By now you will have received confirmation of your acceptance for Communication Beyond Boundaries, the 69th annual ICA conference to be held in Washington, DC from Friday 24 May to Tuesday 29 May. The ICA received 4,676 individual submissions, and 378 panel submissions, and there was a 39.6% acceptance rate for 2019. If your paper or panel proposal was accepted, we look forward to seeing you. If your paper or panel proposal was not accepted and you will not be coming to Washington, thank you for your work, and we hope to see you again at an ICA event soon.
There are a very exciting range of preconferences and postconferences taking place this year, across a very diverse range of fields. If you are registered to attend one of these events, be sure to check if it is being held at the Washington Hilton or at an off-site location, such as one of the university campuses. Note also that the details of these events are managed by the event organizers, rather than the ICA Office.
There will be a fantastic event on Saturday night (25 May) to celebrate the music and culture of Washington DC. Through the Urban Issues Planning Committee, there will be a night of local music and discussion with musician activists at Bossa, a very well-known music, art and entertainment spot that is a 10-minute walk from the conference hotel, in the Adams Morgan District. ICA luminaries may even do some jamming. Thanks very much to Nikki Usher (George Washington U) and Aram Sinnreich (American U) for getting this event together. If you are a musician and are planning to attend, please contact Nikki or Aram about being part of a jam session.
In going with live music at an off-site venue, rather than the more convention format of a panel discussion, the aim has been not only to make it a fun night, but to foreground the importance of music in the city’s politics.
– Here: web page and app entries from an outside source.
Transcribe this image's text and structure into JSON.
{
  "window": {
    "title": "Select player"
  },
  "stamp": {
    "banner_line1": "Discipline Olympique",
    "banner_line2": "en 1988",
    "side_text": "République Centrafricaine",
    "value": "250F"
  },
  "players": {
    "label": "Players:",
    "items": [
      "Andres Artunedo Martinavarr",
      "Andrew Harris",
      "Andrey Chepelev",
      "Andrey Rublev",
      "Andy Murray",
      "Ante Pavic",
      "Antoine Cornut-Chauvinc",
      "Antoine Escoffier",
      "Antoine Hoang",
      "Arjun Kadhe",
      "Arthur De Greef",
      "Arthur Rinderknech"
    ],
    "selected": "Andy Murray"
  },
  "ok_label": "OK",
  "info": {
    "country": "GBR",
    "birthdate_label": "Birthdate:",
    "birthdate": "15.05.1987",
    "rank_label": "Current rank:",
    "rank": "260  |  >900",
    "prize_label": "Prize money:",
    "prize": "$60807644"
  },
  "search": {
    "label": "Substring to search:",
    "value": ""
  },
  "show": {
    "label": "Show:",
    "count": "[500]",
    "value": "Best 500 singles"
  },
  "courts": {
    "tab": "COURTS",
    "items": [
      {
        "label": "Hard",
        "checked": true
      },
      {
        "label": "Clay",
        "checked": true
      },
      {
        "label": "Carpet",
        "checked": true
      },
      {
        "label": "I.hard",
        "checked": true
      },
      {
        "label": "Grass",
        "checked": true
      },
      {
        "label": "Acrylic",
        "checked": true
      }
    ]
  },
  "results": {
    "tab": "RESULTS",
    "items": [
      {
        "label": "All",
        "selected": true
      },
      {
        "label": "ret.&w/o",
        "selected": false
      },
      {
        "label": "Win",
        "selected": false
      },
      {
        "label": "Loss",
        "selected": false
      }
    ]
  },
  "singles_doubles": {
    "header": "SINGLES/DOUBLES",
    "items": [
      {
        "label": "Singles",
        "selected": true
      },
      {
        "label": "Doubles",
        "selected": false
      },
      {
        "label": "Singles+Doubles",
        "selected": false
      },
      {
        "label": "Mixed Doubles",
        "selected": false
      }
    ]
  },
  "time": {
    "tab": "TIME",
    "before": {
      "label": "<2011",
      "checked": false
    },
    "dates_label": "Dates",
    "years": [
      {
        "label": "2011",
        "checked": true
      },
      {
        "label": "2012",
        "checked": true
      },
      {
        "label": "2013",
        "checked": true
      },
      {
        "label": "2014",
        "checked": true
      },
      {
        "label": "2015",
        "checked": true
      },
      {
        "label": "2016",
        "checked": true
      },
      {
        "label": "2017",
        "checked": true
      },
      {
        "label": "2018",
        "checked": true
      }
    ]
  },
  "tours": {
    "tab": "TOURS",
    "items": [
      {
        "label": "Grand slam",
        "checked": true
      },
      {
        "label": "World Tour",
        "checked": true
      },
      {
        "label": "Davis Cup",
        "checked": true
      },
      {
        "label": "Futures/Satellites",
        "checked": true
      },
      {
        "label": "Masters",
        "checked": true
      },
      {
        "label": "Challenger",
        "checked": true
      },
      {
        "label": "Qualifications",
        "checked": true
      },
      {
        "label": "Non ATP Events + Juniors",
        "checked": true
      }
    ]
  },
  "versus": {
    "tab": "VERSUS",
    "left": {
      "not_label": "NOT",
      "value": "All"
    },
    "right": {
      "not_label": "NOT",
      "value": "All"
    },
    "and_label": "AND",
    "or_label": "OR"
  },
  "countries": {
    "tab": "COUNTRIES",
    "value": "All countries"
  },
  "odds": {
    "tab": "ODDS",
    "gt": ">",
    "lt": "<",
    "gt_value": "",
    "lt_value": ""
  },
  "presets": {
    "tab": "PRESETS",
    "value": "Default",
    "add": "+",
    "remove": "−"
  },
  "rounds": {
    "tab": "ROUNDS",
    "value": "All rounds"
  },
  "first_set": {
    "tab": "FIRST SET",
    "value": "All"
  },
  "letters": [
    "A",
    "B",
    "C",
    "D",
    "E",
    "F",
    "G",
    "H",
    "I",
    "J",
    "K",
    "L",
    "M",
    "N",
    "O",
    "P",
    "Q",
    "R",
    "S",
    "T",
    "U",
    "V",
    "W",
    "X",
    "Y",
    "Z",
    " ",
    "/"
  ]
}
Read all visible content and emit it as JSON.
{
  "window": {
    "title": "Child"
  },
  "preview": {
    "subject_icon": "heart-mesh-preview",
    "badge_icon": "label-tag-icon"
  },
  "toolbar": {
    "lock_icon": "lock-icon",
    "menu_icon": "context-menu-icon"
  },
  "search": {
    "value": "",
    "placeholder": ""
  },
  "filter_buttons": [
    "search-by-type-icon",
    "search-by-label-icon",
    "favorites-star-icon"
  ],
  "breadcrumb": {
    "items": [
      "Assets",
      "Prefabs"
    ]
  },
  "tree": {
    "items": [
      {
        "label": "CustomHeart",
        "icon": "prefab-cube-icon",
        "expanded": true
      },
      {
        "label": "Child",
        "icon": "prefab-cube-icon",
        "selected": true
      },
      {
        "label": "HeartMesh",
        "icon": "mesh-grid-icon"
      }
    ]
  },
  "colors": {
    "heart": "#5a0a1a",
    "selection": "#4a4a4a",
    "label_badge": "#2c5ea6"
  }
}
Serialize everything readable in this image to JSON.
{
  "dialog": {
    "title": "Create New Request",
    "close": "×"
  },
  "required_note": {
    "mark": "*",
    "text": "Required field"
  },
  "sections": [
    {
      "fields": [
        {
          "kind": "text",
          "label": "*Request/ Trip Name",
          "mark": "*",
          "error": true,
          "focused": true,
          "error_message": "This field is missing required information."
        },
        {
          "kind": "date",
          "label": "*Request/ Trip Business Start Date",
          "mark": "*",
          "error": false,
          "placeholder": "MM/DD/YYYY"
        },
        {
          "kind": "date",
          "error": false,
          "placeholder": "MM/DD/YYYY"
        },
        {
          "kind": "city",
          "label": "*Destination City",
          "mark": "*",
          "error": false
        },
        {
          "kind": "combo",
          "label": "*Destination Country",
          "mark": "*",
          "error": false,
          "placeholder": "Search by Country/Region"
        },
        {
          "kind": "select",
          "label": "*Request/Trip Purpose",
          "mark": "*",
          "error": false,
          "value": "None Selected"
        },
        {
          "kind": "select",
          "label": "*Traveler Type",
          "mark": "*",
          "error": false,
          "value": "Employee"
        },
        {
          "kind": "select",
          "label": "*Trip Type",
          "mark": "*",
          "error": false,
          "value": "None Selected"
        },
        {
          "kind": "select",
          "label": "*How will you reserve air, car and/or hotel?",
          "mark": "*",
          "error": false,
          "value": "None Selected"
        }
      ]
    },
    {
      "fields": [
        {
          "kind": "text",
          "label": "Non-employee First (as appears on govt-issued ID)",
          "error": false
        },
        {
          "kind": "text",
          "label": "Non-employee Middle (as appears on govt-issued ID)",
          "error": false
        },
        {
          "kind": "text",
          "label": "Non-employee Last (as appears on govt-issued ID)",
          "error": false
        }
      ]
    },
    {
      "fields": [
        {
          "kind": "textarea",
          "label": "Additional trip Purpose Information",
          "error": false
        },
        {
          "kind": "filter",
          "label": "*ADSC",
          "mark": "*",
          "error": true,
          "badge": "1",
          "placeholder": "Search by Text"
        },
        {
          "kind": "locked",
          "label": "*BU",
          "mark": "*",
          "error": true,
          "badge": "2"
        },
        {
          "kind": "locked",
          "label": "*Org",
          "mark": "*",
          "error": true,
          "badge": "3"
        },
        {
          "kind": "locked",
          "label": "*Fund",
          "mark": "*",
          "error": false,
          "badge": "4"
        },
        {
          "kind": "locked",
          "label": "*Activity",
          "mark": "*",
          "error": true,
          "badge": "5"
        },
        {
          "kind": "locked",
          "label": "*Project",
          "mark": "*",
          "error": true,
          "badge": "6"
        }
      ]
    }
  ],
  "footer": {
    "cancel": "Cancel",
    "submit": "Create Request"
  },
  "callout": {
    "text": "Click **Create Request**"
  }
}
Nikki Usher spoke eloquently about this in our email discussions about the event:
Urban communication in Washington is traditionally overshadowed by the oppressive power the federal government has over our lives (Hamilton made a devil's bargain for the people who would actually live here). There is little news coverage that reflects the true breadth of the DC community (take a look at the Post's local coverage or the anemic state of our wonderful but weak alt-weekly). As such, activism and communication about issues that matter to DC residents often takes up more organic and indy forms, with music being a primary way historically and at present that DC's culture and DC's residents needs have been communicated … This is a pretty decent historical explanation of how music becomes an expression of the city's culture via the birth of GoGo music (http://americanhistory.si.edu/blog/go-go-washington-dc). DC institutions enabled the underlying talent and the networks of people enabled the growth of the music. DC punk represented the only reaction possible to Reagan (granted that may be overstated), and if there is one actual way that the diversity of voices in the city gets articulated in any meaningful way in the city, it is through music.